Also, if houses are just now reaching the values they saw in 2007, well, it is 9 years later. Getting back to the trend from that long ago doesn't sound so scary.
Especially since, I'd argue, most neighborhoods in Minneapolis are more desirable, attractive, and walkable than they were 9 years ago. Kingfield, where I live, has added a significant number of restaurants, etc., and people seem to appreciate these neighborhood amenities more than ever.
Related, you have an ever-larger number of metro residents who are competing for a slowly decreasing number stock of SFH's in Minneapolis.
So, the above suggests that increases in Minneapolis housing prices are probably appropriate and sustainable -- however, if you're looking for an affordable starter home in a popular Minneapolis neighborhood, good luck with that.
I've been thinking about this too. Matching the prices from the middle of the last decade causes less alarm when you factor in inflation, tighter lending standards, increased population, and increased desirability of walkable neighborhoods.
On the other hand, wages haven't really increased since that last boom, prices are artificially propped up by historic low interest rates, and Trump nearly has the Republican nomination for President.
Anyway, given the crossroads I'm at, I've been kicking around all this stuff in my head and I really appreciate the informed and thoughtful analysis of this forum.
Mr. Money Mustache also talks...
Damn your earlier MMM link, Matt. I spent hours yesterday reading his blog, and now I'm reevaluating everything. I might just try to save 75% of my income, eat rice and beans, sell most my stuff, and retire in 10 years.

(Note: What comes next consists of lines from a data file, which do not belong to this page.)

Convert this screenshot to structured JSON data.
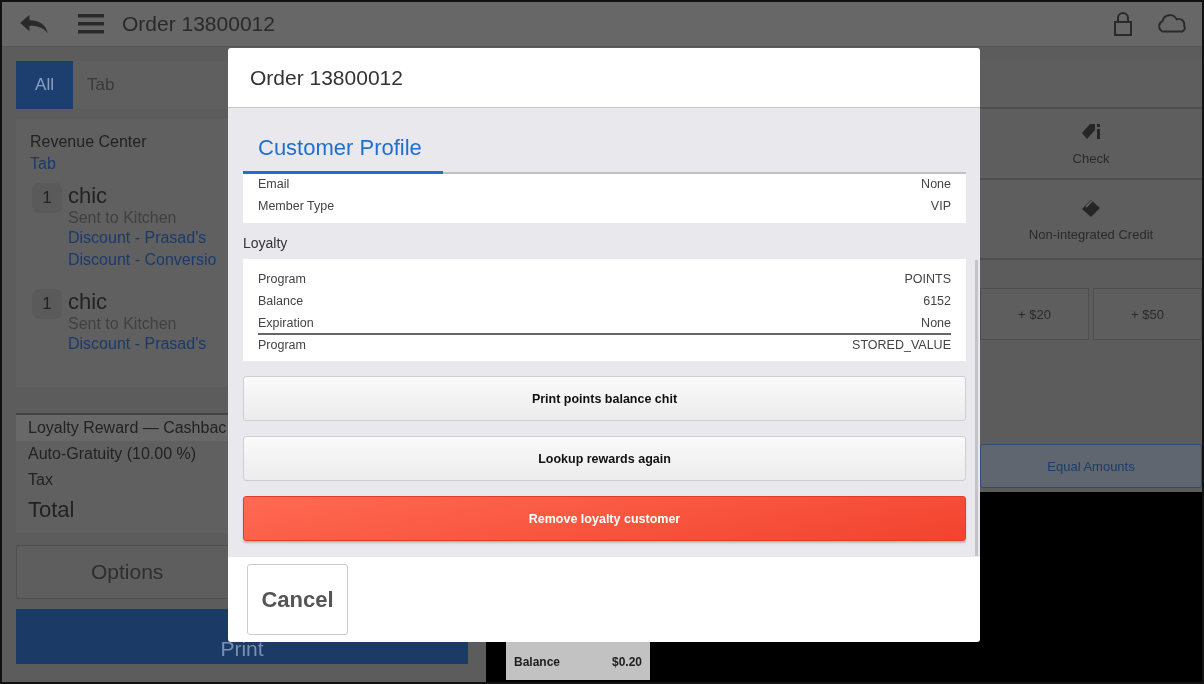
{
  "top_bar": {
    "title": "Order 13800012"
  },
  "order_tabs": [
    {
      "label": "All",
      "selected": true
    },
    {
      "label": "Tab",
      "selected": false
    }
  ],
  "revenue_center": {
    "label": "Revenue Center",
    "value": "Tab"
  },
  "items": [
    {
      "qty": "1",
      "name": "chic",
      "status": "Sent to Kitchen",
      "discounts": [
        "Discount - Prasad's",
        "Discount - Conversio"
      ]
    },
    {
      "qty": "1",
      "name": "chic",
      "status": "Sent to Kitchen",
      "discounts": [
        "Discount - Prasad's"
      ]
    }
  ],
  "summary": [
    {
      "label": "Loyalty Reward — Cashbac",
      "highlighted": true
    },
    {
      "label": "Auto-Gratuity (10.00 %)",
      "highlighted": false
    },
    {
      "label": "Tax",
      "highlighted": false
    }
  ],
  "total": "Total",
  "options_button": "Options",
  "print_button": "Print",
  "payment_tiles": [
    {
      "label": "Check",
      "kind": "check"
    },
    {
      "label": "Non-integrated Credit",
      "kind": "card"
    }
  ],
  "amount_buttons": [
    "+ $20",
    "+ $50"
  ],
  "equal_amounts_button": "Equal Amounts",
  "receipt": {
    "label": "Balance",
    "value": "$0.20"
  },
  "dialog": {
    "title": "Order 13800012",
    "tab": {
      "label": "Customer Profile",
      "selected": true
    },
    "profile_rows": [
      {
        "label": "Email",
        "value": "None"
      },
      {
        "label": "Member Type",
        "value": "VIP"
      }
    ],
    "loyalty_heading": "Loyalty",
    "loyalty_rows": [
      {
        "label": "Program",
        "value": "POINTS",
        "underlined": false
      },
      {
        "label": "Balance",
        "value": "6152",
        "underlined": false
      },
      {
        "label": "Expiration",
        "value": "None",
        "underlined": true
      },
      {
        "label": "Program",
        "value": "STORED_VALUE",
        "underlined": false
      }
    ],
    "buttons": [
      {
        "label": "Print points balance chit",
        "kind": "default"
      },
      {
        "label": "Lookup rewards again",
        "kind": "default"
      },
      {
        "label": "Remove loyalty customer",
        "kind": "danger"
      }
    ],
    "cancel_button": "Cancel"
  }
}
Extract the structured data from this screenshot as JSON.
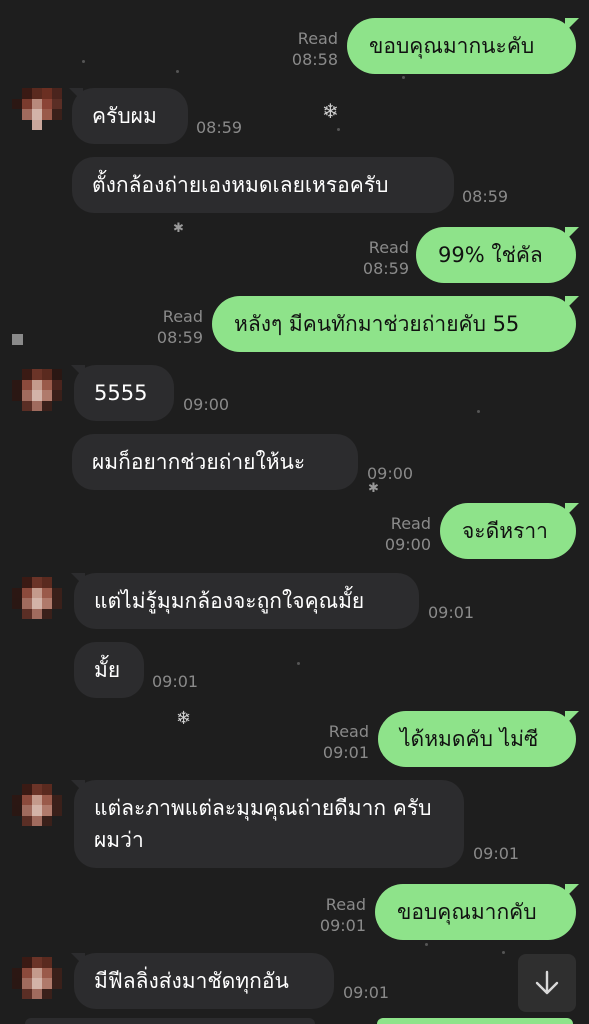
{
  "messages": [
    {
      "text": "ขอบคุณมากนะคับ",
      "status": "Read",
      "time": "08:58"
    },
    {
      "text": "ครับผม",
      "time": "08:59"
    },
    {
      "text": "ตั้งกล้องถ่ายเองหมดเลยเหรอครับ",
      "time": "08:59"
    },
    {
      "text": "99% ใช่คัล",
      "status": "Read",
      "time": "08:59"
    },
    {
      "text": "หลังๆ มีคนทักมาช่วยถ่ายคับ 55",
      "status": "Read",
      "time": "08:59"
    },
    {
      "text": "5555",
      "time": "09:00"
    },
    {
      "text": "ผมก็อยากช่วยถ่ายให้นะ",
      "time": "09:00"
    },
    {
      "text": "จะดีหราา",
      "status": "Read",
      "time": "09:00"
    },
    {
      "text": "แต่ไม่รู้มุมกล้องจะถูกใจคุณมั้ย",
      "time": "09:01"
    },
    {
      "text": "มั้ย",
      "time": "09:01"
    },
    {
      "text": "ได้หมดคับ ไม่ซี",
      "status": "Read",
      "time": "09:01"
    },
    {
      "text": "แต่ละภาพแต่ละมุมคุณถ่ายดีมาก ครับผมว่า",
      "time": "09:01"
    },
    {
      "text": "ขอบคุณมากคับ",
      "status": "Read",
      "time": "09:01"
    },
    {
      "text": "มีฟีลลิ่งส่งมาชัดทุกอัน",
      "time": "09:01"
    }
  ],
  "icons": {
    "avatar": "pixelated-avatar-icon",
    "scroll": "arrow-down-icon",
    "decoration": "snowflake-icon"
  },
  "colors": {
    "background": "#1e1e1e",
    "incoming_bubble": "#2c2c2e",
    "outgoing_bubble": "#8ee38a",
    "meta_text": "#8a8a8a"
  }
}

Or at least it was a good time to be exposed to his bullshit as I've just finished paying off all my student loans and other debt by drastically reducing my expenses and now I'm shifting to savings (and/or taking on the largest debt of my life via a mortgage).